However, when law enforcement makes a high-profile arrest or indictment, such as the recent accusation of the parties responsible for the 2014 Yahoo hack, it can serve as a harsh reminder to others that they too could be subject to criminal prosecution. It is also promising to see an increase in coordination between international law enforcement entities to stop attacks, such as the 2016 arrest of the ringleader of a global scamming network that was led by Interpol and Nigeria’s anti-fraud agency. These examples further indicate that the old concept of being anonymous and unable to be caught is no longer applicable when cybercriminals are on the cover of news articles or behind bars. This reminder may be enough to dissuade hackers from attempting similar crimes.

Make hacking more costly. Hacking can be expensive, time-consuming work. Many attackers are put off by the possibility that they may spend countless hours of their lives developing a singular botnet or malicious website, only to have it stopped immediately. At the ecosystem level, the continued prevalence of taking down botnets and disrupting hacking organizations is a strong deterrence for those trying to exploit these vulnerabilities. Rebuilding servers requires time, effort and money for cybercriminals, many of whom may no longer wish to put in the level of work that it would take to get their activities back up and running. Hence there is usually a lot of leveraging of botnets that have already had a least one successful attack through repeat attacks at different sites or small modifications to it.

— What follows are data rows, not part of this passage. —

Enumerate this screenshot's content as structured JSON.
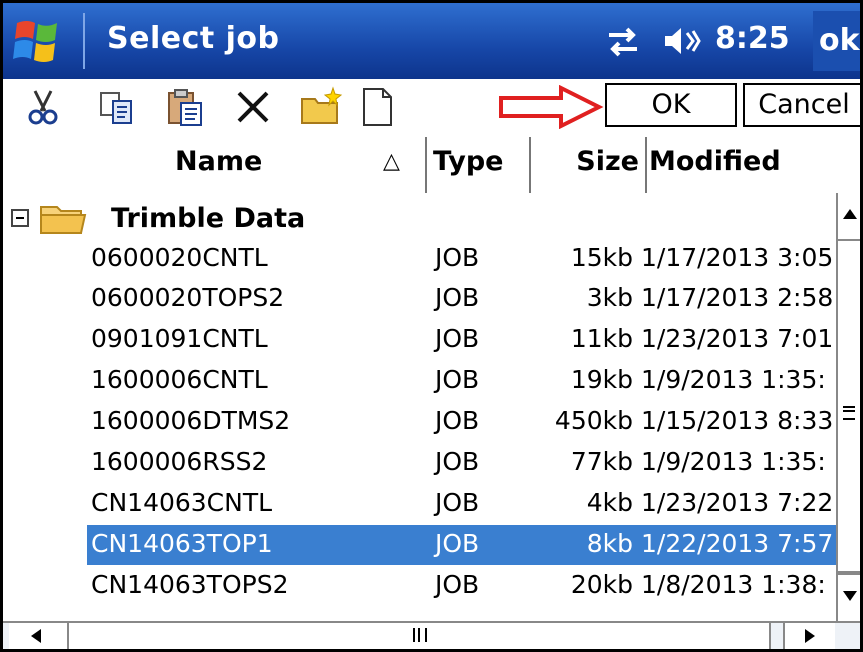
{
  "titlebar": {
    "title": "Select job",
    "time": "8:25",
    "ok_label": "ok",
    "start_icon": "windows-flag-icon",
    "connectivity_icon": "connectivity-icon",
    "volume_icon": "speaker-icon"
  },
  "toolbar": {
    "icons": [
      "cut-icon",
      "copy-icon",
      "paste-icon",
      "delete-icon",
      "new-folder-icon",
      "new-file-icon"
    ],
    "ok_label": "OK",
    "cancel_label": "Cancel",
    "annotation_color": "#e02020"
  },
  "columns": {
    "name": "Name",
    "sort_indicator": "△",
    "type": "Type",
    "size": "Size",
    "modified": "Modified"
  },
  "folder": {
    "label": "Trimble Data"
  },
  "files": [
    {
      "name": "0600020CNTL",
      "type": "JOB",
      "size": "15kb",
      "modified": "1/17/2013 3:05"
    },
    {
      "name": "0600020TOPS2",
      "type": "JOB",
      "size": "3kb",
      "modified": "1/17/2013 2:58"
    },
    {
      "name": "0901091CNTL",
      "type": "JOB",
      "size": "11kb",
      "modified": "1/23/2013 7:01"
    },
    {
      "name": "1600006CNTL",
      "type": "JOB",
      "size": "19kb",
      "modified": "1/9/2013 1:35:"
    },
    {
      "name": "1600006DTMS2",
      "type": "JOB",
      "size": "450kb",
      "modified": "1/15/2013 8:33"
    },
    {
      "name": "1600006RSS2",
      "type": "JOB",
      "size": "77kb",
      "modified": "1/9/2013 1:35:"
    },
    {
      "name": "CN14063CNTL",
      "type": "JOB",
      "size": "4kb",
      "modified": "1/23/2013 7:22"
    },
    {
      "name": "CN14063TOP1",
      "type": "JOB",
      "size": "8kb",
      "modified": "1/22/2013 7:57"
    },
    {
      "name": "CN14063TOPS2",
      "type": "JOB",
      "size": "20kb",
      "modified": "1/8/2013 1:38:"
    }
  ],
  "selected_index": 7,
  "colors": {
    "titlebar": "#1747a8",
    "selection": "#3a7fd0"
  }
}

While it’s certainly plausible that more attacks may come in their place, the disruption could be significant enough to slow the hackers down and make their chosen line of work more costly. By stopping these activities in their tracks, especially those working on a large scale, it could discourage other hackers from developing similar tools, or repeating their previous attacks. As an example, there are efforts underway to do network-level botnet command and control infiltration.

Harden infrastructure. A common practice among cybercriminals is a reconnaissance phase, in which hackers do broad scans for systems that appear to be vulnerable. Implementing strong safeguards to make your organization appear secure is a key way to deter the economically-minded hackers who are looking for a quick payday. If you have strong security practices in place, you will look like a much less attractive target to the cybercriminals, who will likely choose to focus their efforts elsewhere in the hopes of targeting a more easily accessible option. Hardening includes efforts such as being diligent in upgrading software and hardware patches for known Common Vulnerabilities and Exposures (CVEs).

De-value data. Many hackers these days choose to focus their efforts on accumulating data that may be useful down the road – whether to exploit, sell or otherwise leverage the information they obtained through illegal means. However, if the data they are looking to acquire becomes much less valuable, they won’t be as motivated to acquire it.

For example, the payments industry has started cutting down on card-present credit card fraud with the introduction of EMV chips. Each time an EMV card is used for payment, the chip in the card creates a unique transaction code that cannot be used again. This means that if a hacker were to steal the chip information from a specific point of sale terminal, that transaction number would not be able to be used again, making it useless to attackers. This has made credit card information much less valuable to acquire, as it is almost impossible to reuse the information.

Similarly, two-factor authentication has made passwords less of a target for hackers – without the second authentication method, such as an individual’s cell phone, having a user’s password is virtually useless. Identifying methods such as these to lessen the allure of certain types of data is a great way to deter hackers from targeting your valuable information.

While there is no singular solution for stopping hackers in their tracks, by implementing a few of these measures, we can work to put an end to the real incentives that exist for hackers today. By removing the allure of hacking, we can hopefully incentivize cybercriminals to instead use their skills in a positive way, to benefit not only themselves but also the greater good.